The two-dimensional matrix of coefficients for the Laplacian operator is shown in (11), where, on a Cartesian space, h=0, and in the helix geometry, h=-1. (A similar partitioned matrix arises from packing a cylindrical surface into a array.) Notice that the partitioning becomes transparent for the helix, h=-1. With the partitioning thus invisible, the matrix simply represents one-dimensional convolution and we have an alternative analytical approach, one-dimensional Fourier Transform. We often need to solve sets of simultaneous equations with a matrix similar to (11). The method we use is triangular factorization.

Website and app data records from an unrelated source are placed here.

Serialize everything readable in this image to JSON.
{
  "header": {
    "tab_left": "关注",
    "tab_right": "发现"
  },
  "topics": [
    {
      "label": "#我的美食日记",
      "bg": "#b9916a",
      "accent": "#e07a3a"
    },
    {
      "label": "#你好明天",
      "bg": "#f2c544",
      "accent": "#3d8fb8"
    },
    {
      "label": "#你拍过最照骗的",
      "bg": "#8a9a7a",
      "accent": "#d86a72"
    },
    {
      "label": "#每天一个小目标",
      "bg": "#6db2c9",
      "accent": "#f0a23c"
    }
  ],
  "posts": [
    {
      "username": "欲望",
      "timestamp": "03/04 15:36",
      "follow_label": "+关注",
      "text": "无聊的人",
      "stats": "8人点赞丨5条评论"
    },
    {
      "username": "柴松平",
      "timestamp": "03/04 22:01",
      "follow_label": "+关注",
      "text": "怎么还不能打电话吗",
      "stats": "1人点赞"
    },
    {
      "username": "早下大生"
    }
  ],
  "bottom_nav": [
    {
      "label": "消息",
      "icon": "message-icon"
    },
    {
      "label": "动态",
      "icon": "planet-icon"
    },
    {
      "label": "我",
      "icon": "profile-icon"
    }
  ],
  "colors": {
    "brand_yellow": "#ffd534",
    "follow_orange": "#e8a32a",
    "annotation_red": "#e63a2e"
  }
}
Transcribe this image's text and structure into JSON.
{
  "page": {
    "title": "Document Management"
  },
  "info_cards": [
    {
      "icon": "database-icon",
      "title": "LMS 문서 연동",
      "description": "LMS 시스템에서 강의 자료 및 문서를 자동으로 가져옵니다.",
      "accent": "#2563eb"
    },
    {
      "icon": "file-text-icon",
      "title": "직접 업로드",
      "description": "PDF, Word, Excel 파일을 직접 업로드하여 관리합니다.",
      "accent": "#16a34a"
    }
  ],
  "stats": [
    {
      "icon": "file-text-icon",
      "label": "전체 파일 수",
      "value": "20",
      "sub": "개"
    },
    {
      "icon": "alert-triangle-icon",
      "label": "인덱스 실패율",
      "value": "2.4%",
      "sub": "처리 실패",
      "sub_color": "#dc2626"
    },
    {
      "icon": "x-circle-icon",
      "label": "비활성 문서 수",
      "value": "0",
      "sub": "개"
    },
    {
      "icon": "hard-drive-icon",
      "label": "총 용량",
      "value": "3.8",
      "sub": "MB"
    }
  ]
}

Although the autocorrelation has mostly zero values, the factored autocorrelation from (8) has a great number of nonzero terms, but fortunately they seem to be converging rapidly (in the middle) so truncation (of the middle coefficients) seems reasonable. I wish I could show you a larger matrix, but all I can do is to pack the signal into shifted columns of a lower triangular matrix like this: